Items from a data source
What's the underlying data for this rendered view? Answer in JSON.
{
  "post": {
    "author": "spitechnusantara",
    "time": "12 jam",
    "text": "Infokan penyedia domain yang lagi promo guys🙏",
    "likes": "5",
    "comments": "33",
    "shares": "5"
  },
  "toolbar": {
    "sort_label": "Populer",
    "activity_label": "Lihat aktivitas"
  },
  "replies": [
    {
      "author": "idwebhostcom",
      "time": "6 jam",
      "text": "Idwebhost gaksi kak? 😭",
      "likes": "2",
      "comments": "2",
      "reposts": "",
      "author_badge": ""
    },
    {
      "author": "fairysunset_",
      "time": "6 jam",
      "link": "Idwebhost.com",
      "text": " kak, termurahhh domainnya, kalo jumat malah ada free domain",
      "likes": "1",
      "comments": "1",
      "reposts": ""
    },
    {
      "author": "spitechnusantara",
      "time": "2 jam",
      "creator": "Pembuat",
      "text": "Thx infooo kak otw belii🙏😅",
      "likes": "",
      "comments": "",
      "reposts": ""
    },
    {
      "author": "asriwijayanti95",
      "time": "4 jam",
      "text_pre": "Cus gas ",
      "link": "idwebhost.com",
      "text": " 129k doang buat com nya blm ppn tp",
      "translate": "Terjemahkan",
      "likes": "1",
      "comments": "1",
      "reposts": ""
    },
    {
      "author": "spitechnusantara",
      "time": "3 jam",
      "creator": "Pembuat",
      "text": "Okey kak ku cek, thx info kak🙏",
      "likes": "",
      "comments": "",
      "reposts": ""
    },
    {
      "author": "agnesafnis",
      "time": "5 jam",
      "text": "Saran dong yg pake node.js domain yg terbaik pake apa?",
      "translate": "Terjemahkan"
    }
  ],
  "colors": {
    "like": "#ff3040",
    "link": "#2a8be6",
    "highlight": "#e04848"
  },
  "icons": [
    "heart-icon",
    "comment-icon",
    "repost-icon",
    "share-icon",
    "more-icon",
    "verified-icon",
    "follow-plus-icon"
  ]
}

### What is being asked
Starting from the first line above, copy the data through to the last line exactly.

### Task answer
What's the underlying data for this rendered view? Answer in JSON.
{
  "post": {
    "author": "spitechnusantara",
    "time": "12 jam",
    "text": "Infokan penyedia domain yang lagi promo guys🙏",
    "likes": "5",
    "comments": "33",
    "shares": "5"
  },
  "toolbar": {
    "sort_label": "Populer",
    "activity_label": "Lihat aktivitas"
  },
  "replies": [
    {
      "author": "idwebhostcom",
      "time": "6 jam",
      "text": "Idwebhost gaksi kak? 😭",
      "likes": "2",
      "comments": "2",
      "reposts": "",
      "author_badge": ""
    },
    {
      "author": "fairysunset_",
      "time": "6 jam",
      "link": "Idwebhost.com",
      "text": " kak, termurahhh domainnya, kalo jumat malah ada free domain",
      "likes": "1",
      "comments": "1",
      "reposts": ""
    },
    {
      "author": "spitechnusantara",
      "time": "2 jam",
      "creator": "Pembuat",
      "text": "Thx infooo kak otw belii🙏😅",
      "likes": "",
      "comments": "",
      "reposts": ""
    },
    {
      "author": "asriwijayanti95",
      "time": "4 jam",
      "text_pre": "Cus gas ",
      "link": "idwebhost.com",
      "text": " 129k doang buat com nya blm ppn tp",
      "translate": "Terjemahkan",
      "likes": "1",
      "comments": "1",
      "reposts": ""
    },
    {
      "author": "spitechnusantara",
      "time": "3 jam",
      "creator": "Pembuat",
      "text": "Okey kak ku cek, thx info kak🙏",
      "likes": "",
      "comments": "",
      "reposts": ""
    },
    {
      "author": "agnesafnis",
      "time": "5 jam",
      "text": "Saran dong yg pake node.js domain yg terbaik pake apa?",
      "translate": "Terjemahkan"
    }
  ],
  "colors": {
    "like": "#ff3040",
    "link": "#2a8be6",
    "highlight": "#e04848"
  },
  "icons": [
    "heart-icon",
    "comment-icon",
    "repost-icon",
    "share-icon",
    "more-icon",
    "verified-icon",
    "follow-plus-icon"
  ]
}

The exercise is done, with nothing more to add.